Some similarities between the two include the following:
- Both were known for their extensive knowledge of Buddhist doctrine and ability to explain complex concepts in a clear and accessible way.
- Both were prolific authors, and their works are still widely studied today.
- Both were considered significant figures in the development of the Gelug tradition of Tibetan Buddhism, which is the tradition of Tibetan Buddhism most closely associated with the Dalai Lamas.
- Both hold a lotus stem on each hand, and on each side of the head is a blooming lotus.
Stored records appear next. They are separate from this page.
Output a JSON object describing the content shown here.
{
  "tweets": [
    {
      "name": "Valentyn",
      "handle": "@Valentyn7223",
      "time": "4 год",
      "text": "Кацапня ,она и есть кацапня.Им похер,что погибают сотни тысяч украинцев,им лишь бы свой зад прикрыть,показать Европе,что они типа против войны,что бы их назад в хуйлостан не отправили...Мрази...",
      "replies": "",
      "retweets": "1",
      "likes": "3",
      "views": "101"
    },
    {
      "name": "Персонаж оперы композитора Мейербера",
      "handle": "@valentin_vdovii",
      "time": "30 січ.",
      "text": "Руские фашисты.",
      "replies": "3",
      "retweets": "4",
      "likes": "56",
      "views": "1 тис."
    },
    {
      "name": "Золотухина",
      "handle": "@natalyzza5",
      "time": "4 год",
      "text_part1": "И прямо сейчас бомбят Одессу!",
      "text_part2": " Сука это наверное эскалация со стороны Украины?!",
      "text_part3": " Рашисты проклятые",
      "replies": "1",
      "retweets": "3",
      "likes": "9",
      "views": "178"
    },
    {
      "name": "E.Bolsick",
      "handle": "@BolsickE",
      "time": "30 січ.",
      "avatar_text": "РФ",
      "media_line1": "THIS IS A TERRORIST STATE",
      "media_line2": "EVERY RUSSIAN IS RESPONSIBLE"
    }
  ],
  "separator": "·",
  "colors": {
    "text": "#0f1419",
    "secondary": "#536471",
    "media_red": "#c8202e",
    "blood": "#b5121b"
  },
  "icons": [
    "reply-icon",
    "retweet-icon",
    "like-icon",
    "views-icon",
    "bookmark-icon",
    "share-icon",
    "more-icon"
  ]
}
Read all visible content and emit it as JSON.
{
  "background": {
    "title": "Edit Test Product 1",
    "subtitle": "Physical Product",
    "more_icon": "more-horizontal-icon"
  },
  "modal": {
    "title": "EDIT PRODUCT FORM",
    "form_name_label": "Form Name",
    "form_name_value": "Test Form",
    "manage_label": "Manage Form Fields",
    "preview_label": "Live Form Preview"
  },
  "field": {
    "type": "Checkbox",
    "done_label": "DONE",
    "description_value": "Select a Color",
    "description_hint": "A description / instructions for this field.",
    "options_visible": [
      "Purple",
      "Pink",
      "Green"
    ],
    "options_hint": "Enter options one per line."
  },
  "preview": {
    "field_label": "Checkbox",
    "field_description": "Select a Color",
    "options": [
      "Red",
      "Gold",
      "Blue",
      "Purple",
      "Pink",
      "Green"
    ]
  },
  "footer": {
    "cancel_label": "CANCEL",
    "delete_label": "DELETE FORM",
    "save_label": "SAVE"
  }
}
On the right, we have a double-edged flaming sword; on the left, there is a book atop the lotus.
- Both were known for emphasizing the importance of understanding the meaning of Buddhist teachings through study and contemplation rather than just relying on faith.
- Both were known for emphasizing the importance of developing a correct understanding of emptiness, which is a key concept in Mahayana Buddhism.
It's worth noting that Je Tsongkhapa was a student of Longchenpa's teachings and was deeply influenced by his master's works. He was also one of the most prominent figures in the Gelug tradition, also known as the "Yellow Hat Sect," and he had a significant impact on the development of the tradition and the establishment of the Ganden, Drepung, and Sera monasteries.